“To see the sport live can definitely capture the imagination and inspire a young person to want to learn the skills for themselves. Then we invited 7-11 year olds to attend our Junior sessions for free, so that they could learn together with their peers who already fence.”
The scheme is designed so that children can begin free fencing lessons at primary school age, but the aim is to keep them attending long after.
Leus said: “It’s crucial that children get exposed to training young, but it’s also essential that they keep training in those all-important teenage years.
“Once they join us, if they demonstrate the commitment, we will keep supporting them in the secondary school years. We want them to be absorbed organically into the club and know that they will gain access to coaching and equipment without charge.”
“There is another strong motivation for us,” said Leus. “We see the power of fencing to divert a child away from getting into trouble on the street.
“When a child is training with our coaches and feeling good about the skills they are building, then they are not so vulnerable to gang membership or experimenting with drugs.
“Fencing is an ideal sport to captivate young minds and build their confidence in a positive way. Yes, you need some aggression to win.
“But you have to be in control when you are fencing and also respect your opponent. We are delighted to draw youngsters into the rigour and training of fencing, especially when we know they are perhaps disadvantaged and need such direction and passion in their lives.”
Leus is himself a former European fencing champion. Can he spot the same talent amongst the young fencers in Brixton? Could Brixton produce a world champion?
He said: “Why not! We absolutely see natural talent amongst the children. That is why Chris and I also talk so much about the teenage years.
“The UK compares reasonable well in terms of nurturing talent at a very young age.

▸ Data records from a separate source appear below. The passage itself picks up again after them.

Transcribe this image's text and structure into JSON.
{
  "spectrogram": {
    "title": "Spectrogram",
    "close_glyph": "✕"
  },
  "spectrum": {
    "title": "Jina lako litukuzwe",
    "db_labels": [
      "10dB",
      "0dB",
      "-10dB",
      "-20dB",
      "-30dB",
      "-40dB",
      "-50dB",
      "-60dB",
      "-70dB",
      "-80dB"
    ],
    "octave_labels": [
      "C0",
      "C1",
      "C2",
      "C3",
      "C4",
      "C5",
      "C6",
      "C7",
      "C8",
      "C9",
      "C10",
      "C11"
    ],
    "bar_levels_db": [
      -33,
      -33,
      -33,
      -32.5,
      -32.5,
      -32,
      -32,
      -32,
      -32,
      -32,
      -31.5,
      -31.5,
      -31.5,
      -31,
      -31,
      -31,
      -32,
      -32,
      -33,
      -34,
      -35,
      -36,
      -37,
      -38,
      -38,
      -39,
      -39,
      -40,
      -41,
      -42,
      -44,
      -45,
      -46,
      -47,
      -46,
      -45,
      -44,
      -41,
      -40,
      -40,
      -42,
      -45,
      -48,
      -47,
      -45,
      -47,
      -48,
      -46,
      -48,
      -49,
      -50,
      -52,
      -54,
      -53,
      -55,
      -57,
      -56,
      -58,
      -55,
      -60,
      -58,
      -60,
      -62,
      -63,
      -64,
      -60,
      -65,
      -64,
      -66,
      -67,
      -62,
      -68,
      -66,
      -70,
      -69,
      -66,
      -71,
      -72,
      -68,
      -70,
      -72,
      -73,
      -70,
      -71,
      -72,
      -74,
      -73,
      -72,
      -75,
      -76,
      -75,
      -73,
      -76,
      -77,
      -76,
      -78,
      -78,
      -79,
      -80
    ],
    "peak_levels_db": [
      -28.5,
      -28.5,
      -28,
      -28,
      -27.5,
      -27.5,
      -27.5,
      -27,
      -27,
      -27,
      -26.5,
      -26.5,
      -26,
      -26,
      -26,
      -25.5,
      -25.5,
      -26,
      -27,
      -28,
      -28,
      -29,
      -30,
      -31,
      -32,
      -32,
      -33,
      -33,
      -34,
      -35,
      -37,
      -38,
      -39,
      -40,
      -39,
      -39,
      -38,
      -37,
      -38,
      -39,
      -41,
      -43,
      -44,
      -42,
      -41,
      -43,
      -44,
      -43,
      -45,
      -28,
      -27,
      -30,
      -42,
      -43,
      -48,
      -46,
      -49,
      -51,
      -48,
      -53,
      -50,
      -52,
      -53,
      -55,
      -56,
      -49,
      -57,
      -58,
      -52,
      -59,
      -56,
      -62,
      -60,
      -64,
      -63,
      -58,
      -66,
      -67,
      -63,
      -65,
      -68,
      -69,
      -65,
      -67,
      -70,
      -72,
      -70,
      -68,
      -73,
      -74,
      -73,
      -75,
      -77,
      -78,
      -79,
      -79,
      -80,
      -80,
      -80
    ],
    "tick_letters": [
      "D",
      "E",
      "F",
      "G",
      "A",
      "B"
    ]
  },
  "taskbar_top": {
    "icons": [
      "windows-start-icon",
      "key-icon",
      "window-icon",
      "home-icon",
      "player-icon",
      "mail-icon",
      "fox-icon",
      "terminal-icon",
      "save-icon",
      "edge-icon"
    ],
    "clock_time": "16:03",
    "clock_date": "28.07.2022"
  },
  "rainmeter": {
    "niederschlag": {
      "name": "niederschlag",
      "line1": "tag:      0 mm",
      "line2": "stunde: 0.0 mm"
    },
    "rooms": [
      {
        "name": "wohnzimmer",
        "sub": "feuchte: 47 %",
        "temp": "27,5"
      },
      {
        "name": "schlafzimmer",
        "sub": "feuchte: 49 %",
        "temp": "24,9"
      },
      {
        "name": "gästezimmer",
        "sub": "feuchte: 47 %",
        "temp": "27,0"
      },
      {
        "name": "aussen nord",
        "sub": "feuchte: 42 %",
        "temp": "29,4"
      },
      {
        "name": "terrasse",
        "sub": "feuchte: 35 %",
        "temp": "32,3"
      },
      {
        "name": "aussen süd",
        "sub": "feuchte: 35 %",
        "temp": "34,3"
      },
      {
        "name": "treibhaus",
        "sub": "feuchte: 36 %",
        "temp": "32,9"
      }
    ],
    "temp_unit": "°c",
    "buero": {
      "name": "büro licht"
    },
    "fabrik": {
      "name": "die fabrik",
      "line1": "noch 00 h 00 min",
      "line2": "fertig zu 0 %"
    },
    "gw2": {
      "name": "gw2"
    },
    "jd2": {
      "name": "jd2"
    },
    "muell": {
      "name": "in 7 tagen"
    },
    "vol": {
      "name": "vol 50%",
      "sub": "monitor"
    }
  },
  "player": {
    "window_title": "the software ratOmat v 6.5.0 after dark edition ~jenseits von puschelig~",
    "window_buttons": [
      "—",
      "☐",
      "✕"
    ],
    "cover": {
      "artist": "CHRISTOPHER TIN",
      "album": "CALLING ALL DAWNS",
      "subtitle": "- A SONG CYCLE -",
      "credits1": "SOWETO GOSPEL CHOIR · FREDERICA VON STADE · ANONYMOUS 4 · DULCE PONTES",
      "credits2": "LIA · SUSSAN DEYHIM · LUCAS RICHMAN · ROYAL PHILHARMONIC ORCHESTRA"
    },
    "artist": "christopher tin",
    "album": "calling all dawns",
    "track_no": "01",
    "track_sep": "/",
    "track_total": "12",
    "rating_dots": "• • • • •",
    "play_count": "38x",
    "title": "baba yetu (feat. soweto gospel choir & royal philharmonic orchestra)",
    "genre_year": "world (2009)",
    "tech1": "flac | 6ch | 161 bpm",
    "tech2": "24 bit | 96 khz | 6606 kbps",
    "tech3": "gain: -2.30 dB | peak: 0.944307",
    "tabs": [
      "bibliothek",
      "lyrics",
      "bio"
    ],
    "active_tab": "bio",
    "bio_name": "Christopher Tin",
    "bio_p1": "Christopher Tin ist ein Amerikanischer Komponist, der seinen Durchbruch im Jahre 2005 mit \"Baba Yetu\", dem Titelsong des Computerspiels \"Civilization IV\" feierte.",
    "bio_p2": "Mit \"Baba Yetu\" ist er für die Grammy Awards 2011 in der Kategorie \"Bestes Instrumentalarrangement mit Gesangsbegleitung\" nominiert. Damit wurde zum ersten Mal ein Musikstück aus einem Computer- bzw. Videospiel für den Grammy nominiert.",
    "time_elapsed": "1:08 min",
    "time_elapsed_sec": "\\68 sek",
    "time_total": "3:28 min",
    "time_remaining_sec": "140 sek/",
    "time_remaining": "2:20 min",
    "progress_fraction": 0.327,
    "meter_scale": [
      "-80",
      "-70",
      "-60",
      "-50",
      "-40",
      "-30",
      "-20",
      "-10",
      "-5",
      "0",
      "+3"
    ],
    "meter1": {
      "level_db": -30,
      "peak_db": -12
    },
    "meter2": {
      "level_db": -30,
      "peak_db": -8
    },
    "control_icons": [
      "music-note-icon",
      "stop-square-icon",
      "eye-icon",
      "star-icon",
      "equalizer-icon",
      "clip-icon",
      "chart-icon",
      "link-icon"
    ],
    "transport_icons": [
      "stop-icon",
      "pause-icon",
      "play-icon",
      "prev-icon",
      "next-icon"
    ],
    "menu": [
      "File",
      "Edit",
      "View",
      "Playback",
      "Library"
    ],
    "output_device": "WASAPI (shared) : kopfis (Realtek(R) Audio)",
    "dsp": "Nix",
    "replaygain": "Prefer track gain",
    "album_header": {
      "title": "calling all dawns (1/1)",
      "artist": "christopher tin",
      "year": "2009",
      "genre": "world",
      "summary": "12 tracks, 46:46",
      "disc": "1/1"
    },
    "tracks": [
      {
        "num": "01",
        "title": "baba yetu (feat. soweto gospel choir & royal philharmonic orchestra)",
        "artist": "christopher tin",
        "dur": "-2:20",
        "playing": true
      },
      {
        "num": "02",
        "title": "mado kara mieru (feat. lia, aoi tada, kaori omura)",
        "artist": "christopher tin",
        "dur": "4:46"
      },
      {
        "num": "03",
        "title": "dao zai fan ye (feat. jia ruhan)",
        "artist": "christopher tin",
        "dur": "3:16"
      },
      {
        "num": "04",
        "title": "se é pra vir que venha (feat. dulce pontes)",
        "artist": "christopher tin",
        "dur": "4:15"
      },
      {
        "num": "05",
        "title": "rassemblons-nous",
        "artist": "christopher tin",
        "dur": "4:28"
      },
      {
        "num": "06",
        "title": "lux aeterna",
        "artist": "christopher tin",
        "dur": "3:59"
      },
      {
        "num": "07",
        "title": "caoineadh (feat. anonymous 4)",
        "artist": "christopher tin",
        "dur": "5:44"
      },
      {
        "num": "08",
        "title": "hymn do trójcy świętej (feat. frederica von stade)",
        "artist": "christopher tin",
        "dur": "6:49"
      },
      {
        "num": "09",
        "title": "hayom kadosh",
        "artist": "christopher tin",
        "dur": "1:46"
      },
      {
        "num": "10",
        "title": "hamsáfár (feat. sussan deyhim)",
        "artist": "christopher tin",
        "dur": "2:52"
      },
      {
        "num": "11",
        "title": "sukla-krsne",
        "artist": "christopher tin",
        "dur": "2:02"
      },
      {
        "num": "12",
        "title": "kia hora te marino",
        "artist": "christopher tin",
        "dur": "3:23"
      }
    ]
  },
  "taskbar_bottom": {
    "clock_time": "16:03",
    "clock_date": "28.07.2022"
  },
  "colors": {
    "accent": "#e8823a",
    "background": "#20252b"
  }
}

But where France and Switzerland excel is in how they develop that talent post 11 years old.
“The UK needs to do more of that, to invest in the young fencers as they get a little older, to support them on to championship level.
“That is where costs kick in, whether it’s reaching the level where you really need to buy your own equipment or have access to the very best coaches. That is an area where my Foundation wants to help further.”
Tidmarsh added: “And it’s not only about the future champions. Fencing offers so much to children. From fitness, agility and hand-eye coordination to strength and discipline.
The ability to be aggressive and yet control your temper. There are values to be learned in the saluting and shaking of hands – the ceremony that is in some ways similar to martial arts.
It also opens up the world a bit, allowing children to meet other people at training and competitions – from all walks of life, people they might not otherwise get to meet.
The truth is that the fencing community – far from being elitist – is open and friendly and there is a lot for children to gain socially too. We want to bring that to local children, even the ones who are not necessarily going to take it to the highest level.”
Leus said: “We have also been pleased to see girls taking up lessons. It’s very important to us that both boys and girls get a chance to gain both the physical and life skills that fencing offers. I can see a huge boost for a child stretching themselves in that controlled combat mode and we really want to see girls gaining from that too.”
Leus agrees that the fencing community is warm and welcoming, something he appreciated when he settled in to the UK with his wife and four children.
“Fencing is life-changing. One has to learn to be calm and controlled,” he said. Mentally it’s like playing chess. You always have to think about your next steps and your opponent’s next steps. These are skills for life, they transfer beyond sport. That is why we are so eager to bring the fencing to disadvantaged kids, so they can get a boost in their wider lives.”
Further information about free fencing lessons for children attending state schools in the Brixton area can be found at Imperium Academy – Brixton Fencing Club.
More information about the Leus Family Foundation and the causes it supports can be found on the website.